Quack claims about cures for deadly and common diseases like cancers, HIV/AIDS and asthma have long been with us.  But we don’t allow those with an alleged cancer cure to by-pass the TGA assessment process and sell and promote a substance as cancer-curing simply on the strength of “this is so important” emotional rhetoric designed to put it above regulatory, consumer-protecting red tape.

Vaping advocates walk on both sides of the regulatory street. When it suits, they highlight claims about the therapeutic value of e-cigarettes in quitting. But when they are asked for high- quality evidence, they deny e-cigarettes are therapeutic and switch to premature “less harmful than cigarettes” arguments.

They argue that if e-cigarettes makers had to convince the TGA on safety and effectiveness, only Big Pharma and Tobacco could afford to conduct the research to the standards required. This may well be true. But the alternative — to allow any backyard “kitchen chemist” maker of vaping equipment and ingredients to sell and promote their products without TGA regulation – is an outrageous proposal that would set a very dangerous precedent.

Barely a day passes without a new reports of e-cigarette explosions causing serious burns. Nearly all airlines ban e-cigarettes because of the potential disaster that could follow such an explosion and fire on board. Without regulation of this cowboy industry, it is only time before this occurs.

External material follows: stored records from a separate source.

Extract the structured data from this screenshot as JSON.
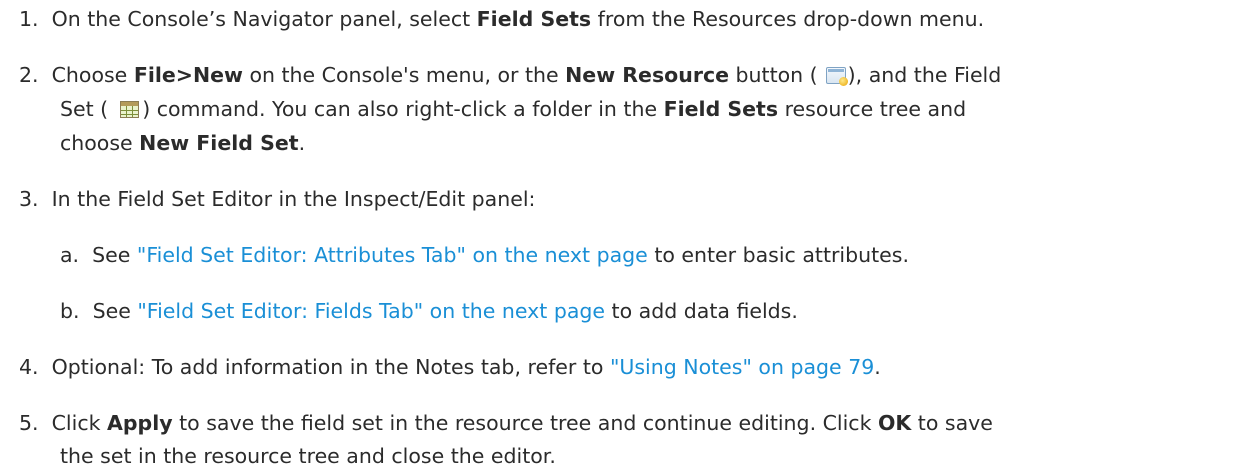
{
  "steps": [
    {
      "number": "1.",
      "text_a": "On the Console’s Navigator panel, select ",
      "bold_a": "Field Sets",
      "text_b": " from the Resources drop-down menu."
    },
    {
      "number": "2.",
      "text_a": "Choose ",
      "bold_a": "File>New",
      "text_b": " on the Console's menu, or the ",
      "bold_b": "New Resource",
      "text_c": " button (",
      "text_d": "), and the Field",
      "text_e": "Set (",
      "text_f": ") command. You can also right-click a folder in the ",
      "bold_c": "Field Sets",
      "text_g": " resource tree and",
      "text_h": "choose ",
      "bold_d": "New Field Set",
      "text_i": "."
    },
    {
      "number": "3.",
      "text_a": "In the Field Set Editor in the Inspect/Edit panel:",
      "substeps": [
        {
          "letter": "a.",
          "text_a": "See ",
          "link": "\"Field Set Editor: Attributes Tab\" on the next page",
          "text_b": " to enter basic attributes."
        },
        {
          "letter": "b.",
          "text_a": "See ",
          "link": "\"Field Set Editor: Fields Tab\" on the next page",
          "text_b": " to add data fields."
        }
      ]
    },
    {
      "number": "4.",
      "text_a": "Optional: To add information in the Notes tab, refer to ",
      "link": "\"Using Notes\" on page 79",
      "text_b": "."
    },
    {
      "number": "5.",
      "text_a": "Click ",
      "bold_a": "Apply",
      "text_b": " to save the field set in the resource tree and continue editing. Click ",
      "bold_b": "OK",
      "text_c": " to save",
      "text_d": "the set in the resource tree and close the editor."
    }
  ],
  "icons": {
    "new_resource": "new-resource-icon",
    "field_set": "field-set-icon"
  },
  "colors": {
    "text": "#2b2b2b",
    "link": "#1a8fd6"
  }
}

Every major tobacco company has invested in e-cigarettes and made statements urging smokers to migrate to e-cigarettes. Only those with weapons-grade naivety swallow their nonsense. Their statements are empty public relations gestures because all these companies continue to aggressively oppose any tobacco-control policy like excise tax and plain packaging with proven ability to reduce smoking. They want people to smoke and vape, not vape instead of smoking.

Australia’s smoking rates have never been lower in both adults and children. Our achievements place us in the frontline of nations reducing smoking. Tobacco control is the crown jewel of successful chronic disease reduction. To remove nicotine regulation from the TGA would be to learn nothing from the historic failure to regulate cigarettes. The argument being made is “cigarettes are an unregulated disaster and are freely available. Let’s take the same route with e-cigarettes.”

Australia’s successful efforts to reduce smoking have had multi-party support for 40 years. All parties must affirm the regulatory expertise and authority of the TGA and encourage manufacturers of vapourisers to submit their evidence-based applications for TGA approval, as manufacturers of any product making therapeutic claims must do. If these products are as effective and safe as claimed, they will have nothing to fear.

Facebook
Facebook
Follow by Email